Reliant Scimitar SS1



Reliant Scimitar SS1

ONE of the most important new cars at the NEC is the Reliant SS1. Since the demise of the Triumph TR7 and the MG sports car range, customers have not had the choice of being able to buy a reasonably priced two-seater sports car from an established British manufacturer with a wide dealer network. The SS1 goes on sale in the spring with two (Ford) engine options, a 1300 which will be priced at “under £7,000” and a 1600 which will ems “under £8,000”.

Early in August, W.B. and I were invited to the works at Tamworth to inspect the car and to briefly drive a pre-production model. We were impressed both by the car and the enthusiasm of the team which has constructed it.

Without pre-empting a full road test, we can report that it is a well-engineered, well finished and appointed car with delightful road manners. Reliant has found a handling compromise which gives both a comfortable ride and a taut feel. It was the sort of car to inspire confidence in a driver and although the claimed performance figures (the 1,600 cc version goes from 0-60 mph in 9.6 sec and touches 110 mph) are inferior to many “hot hatches”, I suspect that over a long journey on demanding roads, the SS1 will have an edge. The enjoyment of driving a relatively rare Reliant hopes soon to produce them at orate of 2,000 pa, rising to 3,000 pa once the American market is breached) open air sports car cannot, anyway, be quantified by performance figures. The car has been under development for the past three years and is the work of Ed Osmond and his team. Central to the plot is a wax-filled backbone chassis of enormous rigidity (the figures are about the same as those for a Mallock Clubman’s car) and great elegance. Suspension is independent all round with double wishbones and coil springs at the front, and coils and trailing

arms at the rear. Anti-roll bars are fitted fore and aft. Both models have nine inch disc brakes at the front and eight inch drums at the rear.

The body, styled by Michelotti, is bolted to the chassis and is made using a variety of techniques, notably RRIM (reinforced reaction injection moulding) plastic. In practical terms, this means that W.B. and I were able to jump up and down on individual panels (with permission, of course) without damaging them in any way. Neither of us is a featherweight.

Although Ford components are used extensively, Reliant have integrated them cleverly. The instrumentation, for example, is Ford yet the effect is Reliant. The car exudes a sense of integrity of design, even though it relies on externally-supplied components. Above all it is practical. Reliant have made it as corrosion-free as is possible. The Ford components are well-tried and inexpensive to replace. The hood can be

erected, it is claimed, in 30 seconds (it is a claim we do not doubt), the boot has reasonable luggage space and there is a further space behind the seats.
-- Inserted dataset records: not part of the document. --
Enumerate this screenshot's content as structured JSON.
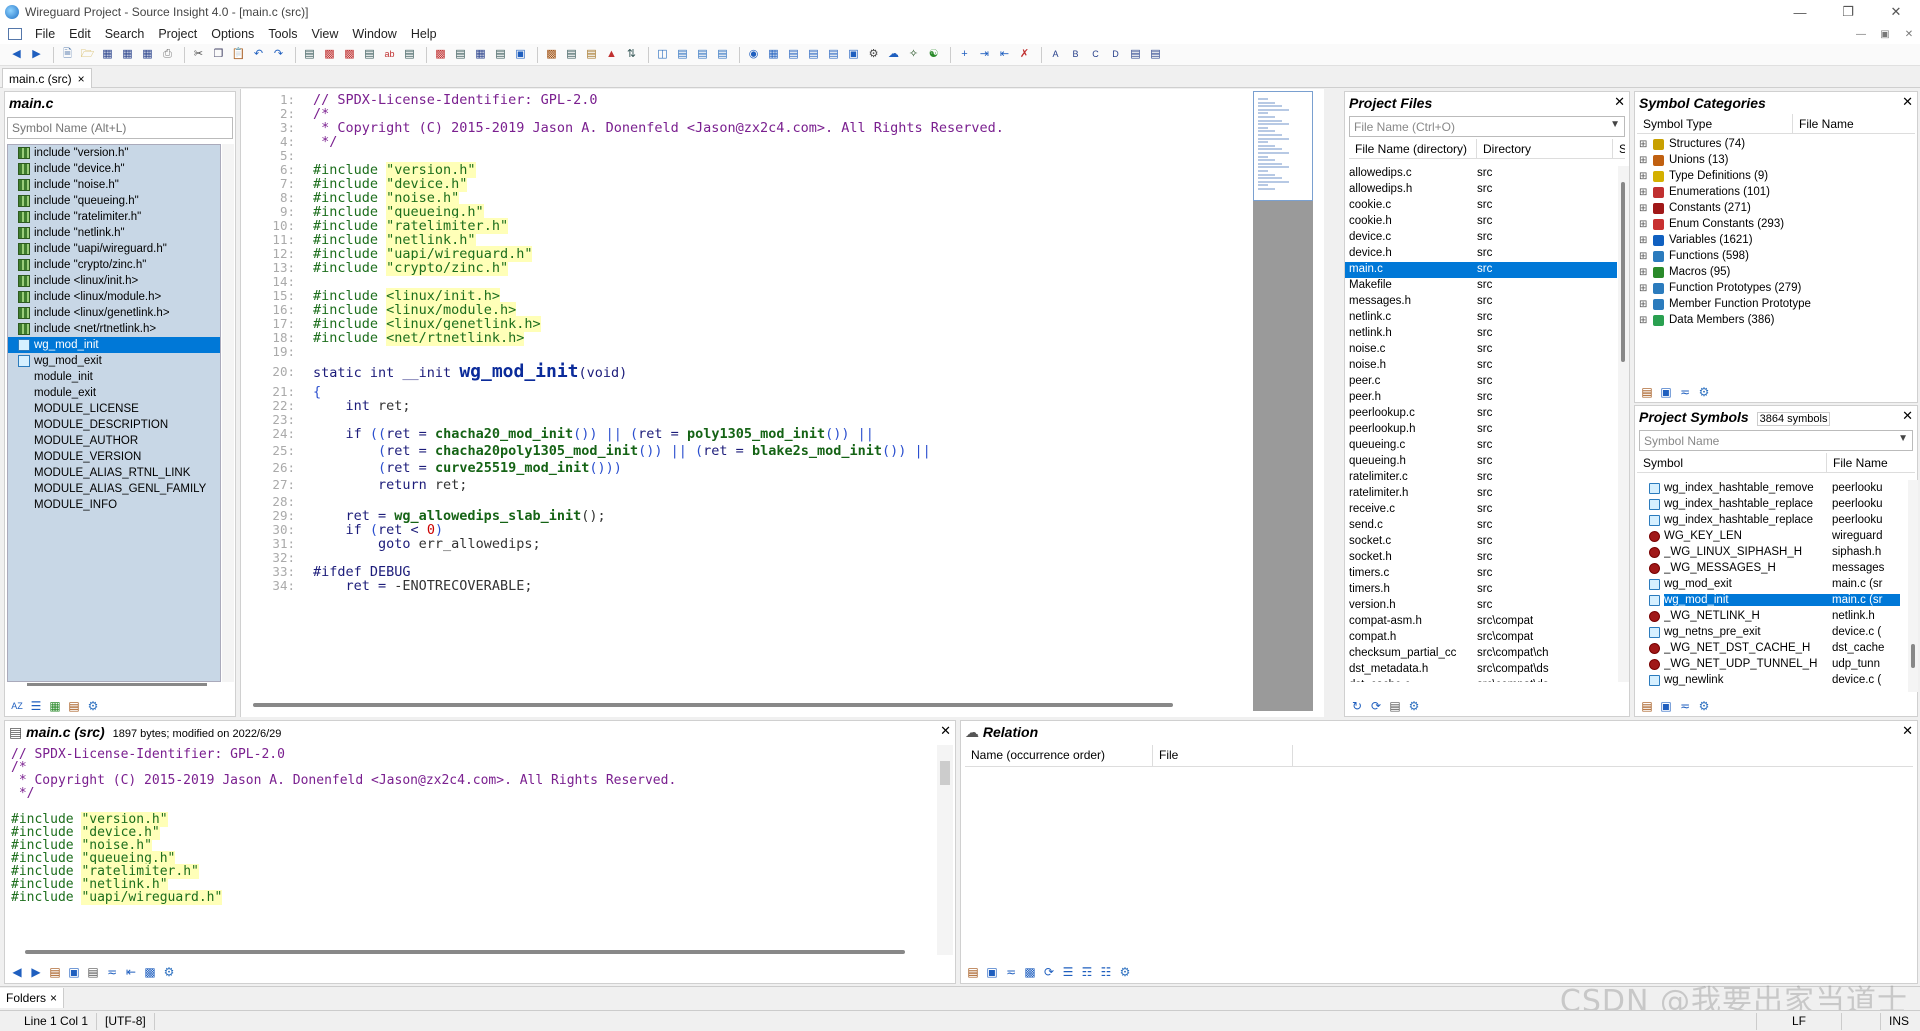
{
  "window": {
    "title": "Wireguard Project - Source Insight 4.0 - [main.c (src)]"
  },
  "menu": [
    "File",
    "Edit",
    "Search",
    "Project",
    "Options",
    "Tools",
    "View",
    "Window",
    "Help"
  ],
  "doc_tab": {
    "label": "main.c (src)",
    "close": "×"
  },
  "symbol_window": {
    "title": "main.c",
    "search_placeholder": "Symbol Name (Alt+L)",
    "items": [
      {
        "label": "include \"version.h\"",
        "icon": "include-icon"
      },
      {
        "label": "include \"device.h\"",
        "icon": "include-icon"
      },
      {
        "label": "include \"noise.h\"",
        "icon": "include-icon"
      },
      {
        "label": "include \"queueing.h\"",
        "icon": "include-icon"
      },
      {
        "label": "include \"ratelimiter.h\"",
        "icon": "include-icon"
      },
      {
        "label": "include \"netlink.h\"",
        "icon": "include-icon"
      },
      {
        "label": "include \"uapi/wireguard.h\"",
        "icon": "include-icon"
      },
      {
        "label": "include \"crypto/zinc.h\"",
        "icon": "include-icon"
      },
      {
        "label": "include <linux/init.h>",
        "icon": "include-icon"
      },
      {
        "label": "include <linux/module.h>",
        "icon": "include-icon"
      },
      {
        "label": "include <linux/genetlink.h>",
        "icon": "include-icon"
      },
      {
        "label": "include <net/rtnetlink.h>",
        "icon": "include-icon"
      },
      {
        "label": "wg_mod_init",
        "icon": "function-icon",
        "selected": true
      },
      {
        "label": "wg_mod_exit",
        "icon": "function-icon"
      },
      {
        "label": "module_init",
        "icon": "blank"
      },
      {
        "label": "module_exit",
        "icon": "blank"
      },
      {
        "label": "MODULE_LICENSE",
        "icon": "blank"
      },
      {
        "label": "MODULE_DESCRIPTION",
        "icon": "blank"
      },
      {
        "label": "MODULE_AUTHOR",
        "icon": "blank"
      },
      {
        "label": "MODULE_VERSION",
        "icon": "blank"
      },
      {
        "label": "MODULE_ALIAS_RTNL_LINK",
        "icon": "blank"
      },
      {
        "label": "MODULE_ALIAS_GENL_FAMILY",
        "icon": "blank"
      },
      {
        "label": "MODULE_INFO",
        "icon": "blank"
      }
    ]
  },
  "editor": {
    "lines": [
      {
        "n": "1:",
        "segs": [
          [
            "com",
            "// SPDX-License-Identifier: GPL-2.0"
          ]
        ]
      },
      {
        "n": "2:",
        "segs": [
          [
            "com",
            "/*"
          ]
        ]
      },
      {
        "n": "3:",
        "segs": [
          [
            "com",
            " * Copyright (C) 2015-2019 Jason A. Donenfeld <Jason@zx2c4.com>. All Rights Reserved."
          ]
        ]
      },
      {
        "n": "4:",
        "segs": [
          [
            "com",
            " */"
          ]
        ]
      },
      {
        "n": "5:",
        "segs": []
      },
      {
        "n": "6:",
        "segs": [
          [
            "pp",
            "#include "
          ],
          [
            "str",
            "\"version.h\""
          ]
        ]
      },
      {
        "n": "7:",
        "segs": [
          [
            "pp",
            "#include "
          ],
          [
            "str",
            "\"device.h\""
          ]
        ]
      },
      {
        "n": "8:",
        "segs": [
          [
            "pp",
            "#include "
          ],
          [
            "str",
            "\"noise.h\""
          ]
        ]
      },
      {
        "n": "9:",
        "segs": [
          [
            "pp",
            "#include "
          ],
          [
            "str",
            "\"queueing.h\""
          ]
        ]
      },
      {
        "n": "10:",
        "segs": [
          [
            "pp",
            "#include "
          ],
          [
            "str",
            "\"ratelimiter.h\""
          ]
        ]
      },
      {
        "n": "11:",
        "segs": [
          [
            "pp",
            "#include "
          ],
          [
            "str",
            "\"netlink.h\""
          ]
        ]
      },
      {
        "n": "12:",
        "segs": [
          [
            "pp",
            "#include "
          ],
          [
            "str",
            "\"uapi/wireguard.h\""
          ]
        ]
      },
      {
        "n": "13:",
        "segs": [
          [
            "pp",
            "#include "
          ],
          [
            "str",
            "\"crypto/zinc.h\""
          ]
        ]
      },
      {
        "n": "14:",
        "segs": []
      },
      {
        "n": "15:",
        "segs": [
          [
            "pp",
            "#include "
          ],
          [
            "str",
            "<linux/init.h>"
          ]
        ]
      },
      {
        "n": "16:",
        "segs": [
          [
            "pp",
            "#include "
          ],
          [
            "str",
            "<linux/module.h>"
          ]
        ]
      },
      {
        "n": "17:",
        "segs": [
          [
            "pp",
            "#include "
          ],
          [
            "str",
            "<linux/genetlink.h>"
          ]
        ]
      },
      {
        "n": "18:",
        "segs": [
          [
            "pp",
            "#include "
          ],
          [
            "str",
            "<net/rtnetlink.h>"
          ]
        ]
      },
      {
        "n": "19:",
        "segs": []
      },
      {
        "n": "20:",
        "segs": [
          [
            "kw",
            "static int __init "
          ],
          [
            "def",
            "wg_mod_init"
          ],
          [
            "kw",
            "(void)"
          ]
        ]
      },
      {
        "n": "21:",
        "segs": [
          [
            "op",
            "{"
          ]
        ]
      },
      {
        "n": "22:",
        "segs": [
          [
            "kw",
            "    int "
          ],
          [
            "id",
            "ret;"
          ]
        ]
      },
      {
        "n": "23:",
        "segs": []
      },
      {
        "n": "24:",
        "segs": [
          [
            "kw",
            "    if "
          ],
          [
            "op",
            "(("
          ],
          [
            "kw",
            "ret = "
          ],
          [
            "fn",
            "chacha20_mod_init"
          ],
          [
            "op",
            "()) || ("
          ],
          [
            "kw",
            "ret = "
          ],
          [
            "fn",
            "poly1305_mod_init"
          ],
          [
            "op",
            "()) ||"
          ]
        ]
      },
      {
        "n": "25:",
        "segs": [
          [
            "op",
            "        ("
          ],
          [
            "kw",
            "ret = "
          ],
          [
            "fn",
            "chacha20poly1305_mod_init"
          ],
          [
            "op",
            "()) || ("
          ],
          [
            "kw",
            "ret = "
          ],
          [
            "fn",
            "blake2s_mod_init"
          ],
          [
            "op",
            "()) ||"
          ]
        ]
      },
      {
        "n": "26:",
        "segs": [
          [
            "op",
            "        ("
          ],
          [
            "kw",
            "ret = "
          ],
          [
            "fn",
            "curve25519_mod_init"
          ],
          [
            "op",
            "()))"
          ]
        ]
      },
      {
        "n": "27:",
        "segs": [
          [
            "kw",
            "        return "
          ],
          [
            "id",
            "ret;"
          ]
        ]
      },
      {
        "n": "28:",
        "segs": []
      },
      {
        "n": "29:",
        "segs": [
          [
            "kw",
            "    ret = "
          ],
          [
            "fn",
            "wg_allowedips_slab_init"
          ],
          [
            "id",
            "();"
          ]
        ]
      },
      {
        "n": "30:",
        "segs": [
          [
            "kw",
            "    if "
          ],
          [
            "op",
            "("
          ],
          [
            "kw",
            "ret < "
          ],
          [
            "num",
            "0"
          ],
          [
            "op",
            ")"
          ]
        ]
      },
      {
        "n": "31:",
        "segs": [
          [
            "kw",
            "        goto "
          ],
          [
            "id",
            "err_allowedips;"
          ]
        ]
      },
      {
        "n": "32:",
        "segs": []
      },
      {
        "n": "33:",
        "segs": [
          [
            "kw",
            "#ifdef DEBUG"
          ]
        ]
      },
      {
        "n": "34:",
        "segs": [
          [
            "kw",
            "    ret = "
          ],
          [
            "id",
            "-ENOTRECOVERABLE;"
          ]
        ]
      }
    ]
  },
  "project_files": {
    "title": "Project Files",
    "search_placeholder": "File Name (Ctrl+O)",
    "columns": [
      "File Name (directory)",
      "Directory",
      "S"
    ],
    "rows": [
      [
        "allowedips.c",
        "src"
      ],
      [
        "allowedips.h",
        "src"
      ],
      [
        "cookie.c",
        "src"
      ],
      [
        "cookie.h",
        "src"
      ],
      [
        "device.c",
        "src"
      ],
      [
        "device.h",
        "src"
      ],
      [
        "main.c",
        "src"
      ],
      [
        "Makefile",
        "src"
      ],
      [
        "messages.h",
        "src"
      ],
      [
        "netlink.c",
        "src"
      ],
      [
        "netlink.h",
        "src"
      ],
      [
        "noise.c",
        "src"
      ],
      [
        "noise.h",
        "src"
      ],
      [
        "peer.c",
        "src"
      ],
      [
        "peer.h",
        "src"
      ],
      [
        "peerlookup.c",
        "src"
      ],
      [
        "peerlookup.h",
        "src"
      ],
      [
        "queueing.c",
        "src"
      ],
      [
        "queueing.h",
        "src"
      ],
      [
        "ratelimiter.c",
        "src"
      ],
      [
        "ratelimiter.h",
        "src"
      ],
      [
        "receive.c",
        "src"
      ],
      [
        "send.c",
        "src"
      ],
      [
        "socket.c",
        "src"
      ],
      [
        "socket.h",
        "src"
      ],
      [
        "timers.c",
        "src"
      ],
      [
        "timers.h",
        "src"
      ],
      [
        "version.h",
        "src"
      ],
      [
        "compat-asm.h",
        "src\\compat"
      ],
      [
        "compat.h",
        "src\\compat"
      ],
      [
        "checksum_partial_cc",
        "src\\compat\\ch"
      ],
      [
        "dst_metadata.h",
        "src\\compat\\ds"
      ],
      [
        "dst_cache.c",
        "src\\compat\\ds"
      ]
    ],
    "selected_index": 6
  },
  "symbol_categories": {
    "title": "Symbol Categories",
    "columns": [
      "Symbol Type",
      "File Name"
    ],
    "rows": [
      {
        "label": "Structures (74)",
        "color": "#c8a000"
      },
      {
        "label": "Unions (13)",
        "color": "#c06010"
      },
      {
        "label": "Type Definitions (9)",
        "color": "#d4b000"
      },
      {
        "label": "Enumerations (101)",
        "color": "#c03030"
      },
      {
        "label": "Constants (271)",
        "color": "#a01818"
      },
      {
        "label": "Enum Constants (293)",
        "color": "#c83030"
      },
      {
        "label": "Variables (1621)",
        "color": "#1060c0"
      },
      {
        "label": "Functions (598)",
        "color": "#2b7bbd"
      },
      {
        "label": "Macros (95)",
        "color": "#2a8a2a"
      },
      {
        "label": "Function Prototypes (279)",
        "color": "#2b7bbd"
      },
      {
        "label": "Member Function Prototype",
        "color": "#2b7bbd"
      },
      {
        "label": "Data Members (386)",
        "color": "#2aa050"
      }
    ]
  },
  "project_symbols": {
    "title": "Project Symbols",
    "count": "3864 symbols",
    "search_placeholder": "Symbol Name",
    "columns": [
      "Symbol",
      "File Name"
    ],
    "rows": [
      {
        "name": "wg_index_hashtable_remove",
        "file": "peerlooku",
        "icon": "func"
      },
      {
        "name": "wg_index_hashtable_replace",
        "file": "peerlooku",
        "icon": "func"
      },
      {
        "name": "wg_index_hashtable_replace",
        "file": "peerlooku",
        "icon": "func"
      },
      {
        "name": "WG_KEY_LEN",
        "file": "wireguard",
        "icon": "const"
      },
      {
        "name": "_WG_LINUX_SIPHASH_H",
        "file": "siphash.h",
        "icon": "const"
      },
      {
        "name": "_WG_MESSAGES_H",
        "file": "messages",
        "icon": "const"
      },
      {
        "name": "wg_mod_exit",
        "file": "main.c (sr",
        "icon": "func"
      },
      {
        "name": "wg_mod_init",
        "file": "main.c (sr",
        "icon": "func",
        "selected": true
      },
      {
        "name": "_WG_NETLINK_H",
        "file": "netlink.h",
        "icon": "const"
      },
      {
        "name": "wg_netns_pre_exit",
        "file": "device.c (",
        "icon": "func"
      },
      {
        "name": "_WG_NET_DST_CACHE_H",
        "file": "dst_cache",
        "icon": "const"
      },
      {
        "name": "_WG_NET_UDP_TUNNEL_H",
        "file": "udp_tunn",
        "icon": "const"
      },
      {
        "name": "wg_newlink",
        "file": "device.c (",
        "icon": "func"
      }
    ]
  },
  "context": {
    "title": "main.c (src)",
    "meta": "1897 bytes; modified on 2022/6/29",
    "lines": [
      [
        [
          "com",
          "// SPDX-License-Identifier: GPL-2.0"
        ]
      ],
      [
        [
          "com",
          "/*"
        ]
      ],
      [
        [
          "com",
          " * Copyright (C) 2015-2019 Jason A. Donenfeld <Jason@zx2c4.com>. All Rights Reserved."
        ]
      ],
      [
        [
          "com",
          " */"
        ]
      ],
      [],
      [
        [
          "pp",
          "#include "
        ],
        [
          "str",
          "\"version.h\""
        ]
      ],
      [
        [
          "pp",
          "#include "
        ],
        [
          "str",
          "\"device.h\""
        ]
      ],
      [
        [
          "pp",
          "#include "
        ],
        [
          "str",
          "\"noise.h\""
        ]
      ],
      [
        [
          "pp",
          "#include "
        ],
        [
          "str",
          "\"queueing.h\""
        ]
      ],
      [
        [
          "pp",
          "#include "
        ],
        [
          "str",
          "\"ratelimiter.h\""
        ]
      ],
      [
        [
          "pp",
          "#include "
        ],
        [
          "str",
          "\"netlink.h\""
        ]
      ],
      [
        [
          "pp",
          "#include "
        ],
        [
          "str",
          "\"uapi/wireguard.h\""
        ]
      ]
    ]
  },
  "relation": {
    "title": "Relation",
    "columns": [
      "Name (occurrence order)",
      "File"
    ]
  },
  "folders_tab": {
    "label": "Folders",
    "close": "×"
  },
  "status": {
    "position": "Line 1  Col 1",
    "encoding": "[UTF-8]",
    "line_ending": "LF",
    "mode": "INS"
  },
  "watermark": "CSDN @我要出家当道士",
  "colors": {
    "selection": "#0078d7",
    "symbol_list_bg": "#c8d7e6",
    "string_highlight": "#ffffb8"
  }
}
A very tall driver might find it difficult to find a comfortable driving position, but 95% of the population should have no problems. Reliant’s confidence in its car may be gauged by the fact that it allowed critical eyes to see and drive it in pre-production form. The company is right to be confident for it has a product to be proud of. We await a full road test eagerly. One further point, the chassis feels as though it could take a lot more power. The engine sizes have been chosen as a result of market research the 1300 must appeal to the driver who might have bought a Spridgct, were they still available, while the 1600 fits into the slot vacated by the TR7. When you mention the possibility of a 2-litre or even a V6 2.8-litre engine, the men at Reliant will not actually deny that the

thought has crossed their minds. M.L.